Start of Data
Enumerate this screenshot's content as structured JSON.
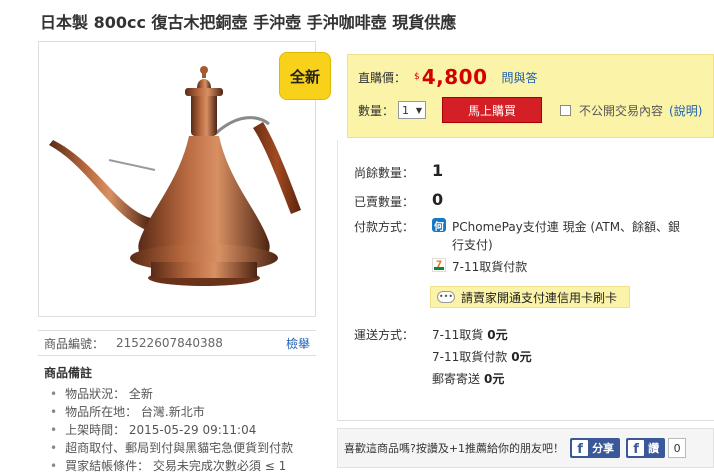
{
  "title": "日本製 800cc 復古木把銅壺 手沖壺 手沖咖啡壺 現貨供應",
  "badge": "全新",
  "product": {
    "code_label": "商品編號：",
    "code_value": "21522607840388",
    "report_label": "檢舉"
  },
  "notes": {
    "heading": "商品備註",
    "items": [
      "物品狀況： 全新",
      "物品所在地： 台灣.新北市",
      "上架時間： 2015-05-29 09:11:04",
      "超商取付、郵局到付與黑貓宅急便貨到付款",
      "買家結帳條件： 交易未完成次數必須 ≤ 1"
    ]
  },
  "buy": {
    "price_label": "直購價：",
    "currency": "$",
    "price": "4,800",
    "qa_label": "問與答",
    "qty_label": "數量：",
    "qty_value": "1",
    "buy_button": "馬上購買",
    "private_label": "不公開交易內容",
    "explain_label": "(說明)"
  },
  "stock": {
    "remaining_label": "尚餘數量：",
    "remaining_value": "1",
    "sold_label": "已賣數量：",
    "sold_value": "0"
  },
  "payment": {
    "label": "付款方式：",
    "pchome_icon": "何",
    "pchome_text": "PChomePay支付連 現金 (ATM、餘額、銀行支付)",
    "seven_text": "7-11取貨付款",
    "notice_icon": "•••",
    "notice_text": "請賣家開通支付連信用卡刷卡"
  },
  "shipping": {
    "label": "運送方式：",
    "lines": [
      {
        "name": "7-11取貨",
        "amount": "0元"
      },
      {
        "name": "7-11取貨付款",
        "amount": "0元"
      },
      {
        "name": "郵寄寄送",
        "amount": "0元"
      }
    ]
  },
  "share": {
    "text": "喜歡這商品嗎?按讚及+1推薦給你的朋友吧！",
    "fb_share": "分享",
    "fb_like": "讚",
    "like_count": "0"
  },
  "colors": {
    "price": "#d40000",
    "buy_button": "#d41f27",
    "buy_box": "#fbf3a8",
    "badge": "#f8d21a",
    "facebook": "#3b5998",
    "link": "#1a5fb4"
  }
}
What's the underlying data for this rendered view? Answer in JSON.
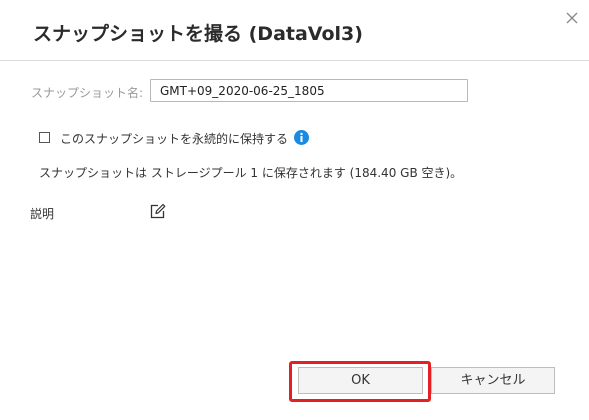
{
  "dialog": {
    "title": "スナップショットを撮る (DataVol3)"
  },
  "form": {
    "name_label": "スナップショット名:",
    "name_value": "GMT+09_2020-06-25_1805",
    "keep_forever_label": "このスナップショットを永続的に保持する",
    "keep_forever_checked": false,
    "storage_info": "スナップショットは ストレージプール 1 に保存されます (184.40 GB 空き)。",
    "description_label": "説明"
  },
  "buttons": {
    "ok": "OK",
    "cancel": "キャンセル"
  },
  "icons": {
    "close": "close-icon",
    "info": "info-icon",
    "edit": "edit-icon"
  },
  "colors": {
    "info_blue": "#1a8be0",
    "highlight_red": "#e42024"
  }
}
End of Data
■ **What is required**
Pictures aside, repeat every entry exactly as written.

■ **Reply to the task**
Enumerate this screenshot's content as structured JSON.
{
  "title": "日本製 800cc 復古木把銅壺 手沖壺 手沖咖啡壺 現貨供應",
  "badge": "全新",
  "product": {
    "code_label": "商品編號：",
    "code_value": "21522607840388",
    "report_label": "檢舉"
  },
  "notes": {
    "heading": "商品備註",
    "items": [
      "物品狀況： 全新",
      "物品所在地： 台灣.新北市",
      "上架時間： 2015-05-29 09:11:04",
      "超商取付、郵局到付與黑貓宅急便貨到付款",
      "買家結帳條件： 交易未完成次數必須 ≤ 1"
    ]
  },
  "buy": {
    "price_label": "直購價：",
    "currency": "$",
    "price": "4,800",
    "qa_label": "問與答",
    "qty_label": "數量：",
    "qty_value": "1",
    "buy_button": "馬上購買",
    "private_label": "不公開交易內容",
    "explain_label": "(說明)"
  },
  "stock": {
    "remaining_label": "尚餘數量：",
    "remaining_value": "1",
    "sold_label": "已賣數量：",
    "sold_value": "0"
  },
  "payment": {
    "label": "付款方式：",
    "pchome_icon": "何",
    "pchome_text": "PChomePay支付連 現金 (ATM、餘額、銀行支付)",
    "seven_text": "7-11取貨付款",
    "notice_icon": "•••",
    "notice_text": "請賣家開通支付連信用卡刷卡"
  },
  "shipping": {
    "label": "運送方式：",
    "lines": [
      {
        "name": "7-11取貨",
        "amount": "0元"
      },
      {
        "name": "7-11取貨付款",
        "amount": "0元"
      },
      {
        "name": "郵寄寄送",
        "amount": "0元"
      }
    ]
  },
  "share": {
    "text": "喜歡這商品嗎?按讚及+1推薦給你的朋友吧！",
    "fb_share": "分享",
    "fb_like": "讚",
    "like_count": "0"
  },
  "colors": {
    "price": "#d40000",
    "buy_button": "#d41f27",
    "buy_box": "#fbf3a8",
    "badge": "#f8d21a",
    "facebook": "#3b5998",
    "link": "#1a5fb4"
  }
}
What's the underlying data for this rendered view? Answer in JSON.
{
  "dialog": {
    "title": "スナップショットを撮る (DataVol3)"
  },
  "form": {
    "name_label": "スナップショット名:",
    "name_value": "GMT+09_2020-06-25_1805",
    "keep_forever_label": "このスナップショットを永続的に保持する",
    "keep_forever_checked": false,
    "storage_info": "スナップショットは ストレージプール 1 に保存されます (184.40 GB 空き)。",
    "description_label": "説明"
  },
  "buttons": {
    "ok": "OK",
    "cancel": "キャンセル"
  },
  "icons": {
    "close": "close-icon",
    "info": "info-icon",
    "edit": "edit-icon"
  },
  "colors": {
    "info_blue": "#1a8be0",
    "highlight_red": "#e42024"
  }
}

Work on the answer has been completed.